If there’s one area Microsoft has succeeded, it’s in keeping up with Sony on the number and quality of exclusive games (timed or otherwise) it releases. Halo 5, Rise of the Tomb Raider, and Ori and the Blind Forest are some of this year’s standouts, but there are plenty of interesting ones on the horizon, including Quantum Break and Gears of War 4.
Microsoft dropped a bomb with its surprise announcement of backwards compatibility. While it has been slow to add new games, there are a decent number of backwards compatible titles already available, with more coming each month. More importantly, publishers are taking the opportunity to drive sales of new games by offering free downloads of the older games in the series. Fallout 4, Rainbow 6 Siege, and Gears of War Ultimate were the first to do it, but they definitely won’t be the last.
Backwards Compatibility also adds value for those who subscribe to Xbox Live Gold through the Games with Gold promotion. Moving forward, each 360 game given away is also backwards compatible, meaning each month can potentially bring four free games to your console. I can’t always vouch for quality, but free is free.
Both consoles feature ergonomically sound, feature-laden controllers. Microsoft’s offering may have less bells and whistles (no speaker or touchpad), but it’s more solidly built and has a few tricks under the hood.
Aside from the basic controller rumble mechanism, each trigger is outfitted with individual motors, providing even greater feedback to the player. It’s hard to explain why that’s a good thing until you’ve actually felt a perfect reload in Gears of War or experienced the shift to new terrain in a racing game or the subtle recoil of an automatic rifle.
Trading one devil for another, Microsoft lost its timed exclusivity with Activision, but it gained EA Access, the subscription service that offers a bunch of free, older EA games. For $30 a year (on top of Xbox Live Gold), gamers have access to EA’s vault of games that includes Dragon Age: Inquisition, Battlefield 4 and Battlefield: Hardline, and a ton of sports games. They also offer timed ten-hour trials of some new games, which might actually be enough time to fully appreciate Star Wars Battlefront.
External Hard Drive Support
500 GB of storage space just isn’t enough when patches are measured in GB and not MB. Instead of forcing players to open up their consoles to swap out drives, Xbox One allows you to plug in a USB 3.0 enabled external hard drive, provided it’s larger than 256GB. If you have a large enough solid state drive or hybrid and a hard drive enclosure, you’ll even get a bit of an added performance boost when it comes to loading times.

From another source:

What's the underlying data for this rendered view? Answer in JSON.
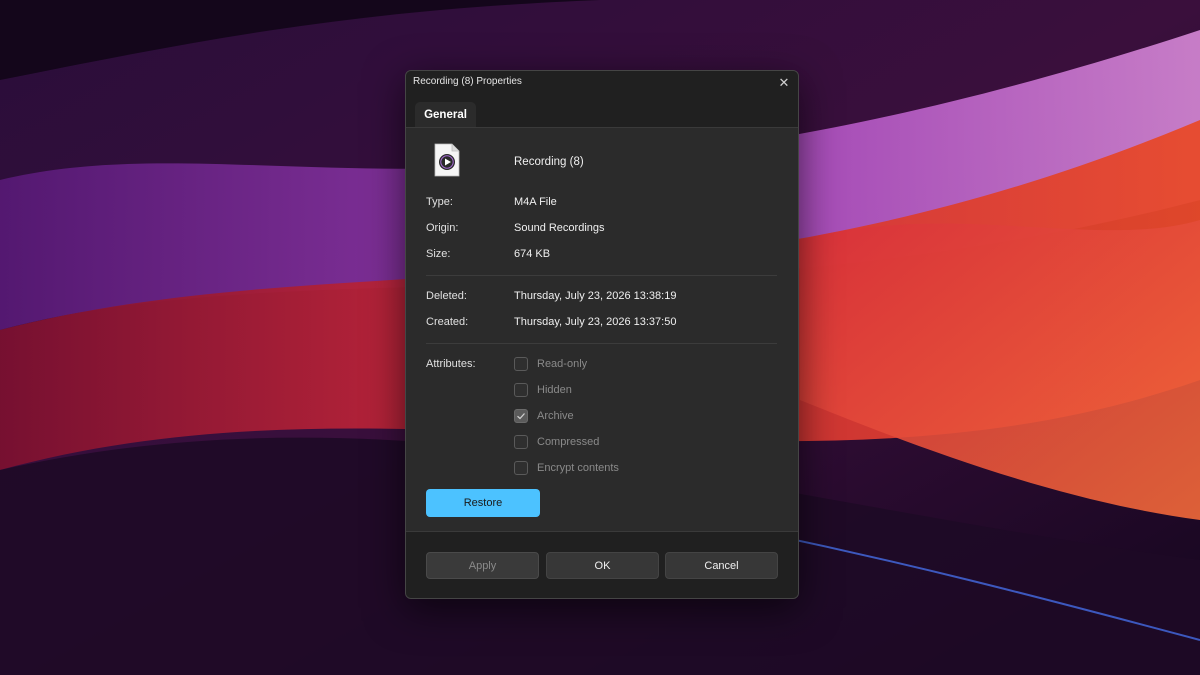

This year, Microsoft released Windows 10, and aside from making right the wrongs of Windows 8, it also attempts to unify many Microsoft devices, including the Xbox One. With a lot of improvements under the hood, including the addition of Microsoft’s DirectX 12 technology, the user experience is vastly improved thanks to the new, slightly snappier user interface for the Xbox One.
The addition of Windows 10 also means that game streaming from the console to PC is a possibility, and while I’ll probably refrain from playing competitive multiplayer matches on my laptop, I have used the feature to sneak in some time with Telltale Games’ adventure titles while sitting in bed.

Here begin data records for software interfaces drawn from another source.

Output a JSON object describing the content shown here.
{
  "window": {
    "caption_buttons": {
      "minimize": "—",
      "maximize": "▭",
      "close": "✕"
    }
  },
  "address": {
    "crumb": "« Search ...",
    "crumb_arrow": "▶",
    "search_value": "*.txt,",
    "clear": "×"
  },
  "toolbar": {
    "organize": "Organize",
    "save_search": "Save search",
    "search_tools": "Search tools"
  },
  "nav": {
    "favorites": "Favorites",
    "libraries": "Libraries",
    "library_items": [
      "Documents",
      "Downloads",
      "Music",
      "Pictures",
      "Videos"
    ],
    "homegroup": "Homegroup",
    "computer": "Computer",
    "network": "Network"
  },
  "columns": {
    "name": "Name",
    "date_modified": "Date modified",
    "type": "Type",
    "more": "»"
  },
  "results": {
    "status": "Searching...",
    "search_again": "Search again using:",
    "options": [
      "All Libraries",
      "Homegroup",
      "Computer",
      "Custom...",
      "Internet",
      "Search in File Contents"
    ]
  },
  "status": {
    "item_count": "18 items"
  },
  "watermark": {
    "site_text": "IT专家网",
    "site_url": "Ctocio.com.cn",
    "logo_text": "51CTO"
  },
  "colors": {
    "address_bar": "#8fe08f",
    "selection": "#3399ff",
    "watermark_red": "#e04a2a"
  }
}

There was a time when even Xbox One owners were apologetic about their console choice. That should no longer be the case. Microsoft has learned a lot over the years, admitting its failings and working hard to right the course. Sony’s lead this generation is likely insurmountable. But even for the most die-hard PS4 fans, it’s hard to deny that a successful Xbox One brings balance to the console wars.

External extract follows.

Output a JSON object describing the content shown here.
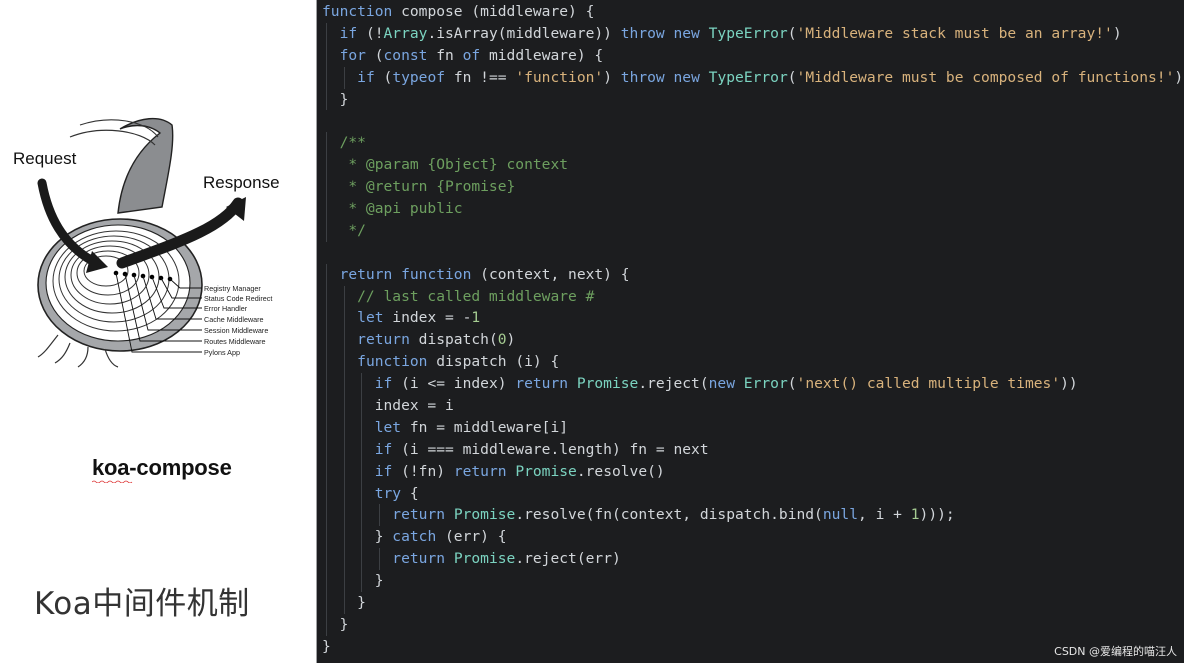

So is it finally OK to go out and buy an Xbox One? Search your feelings. You know it to be true.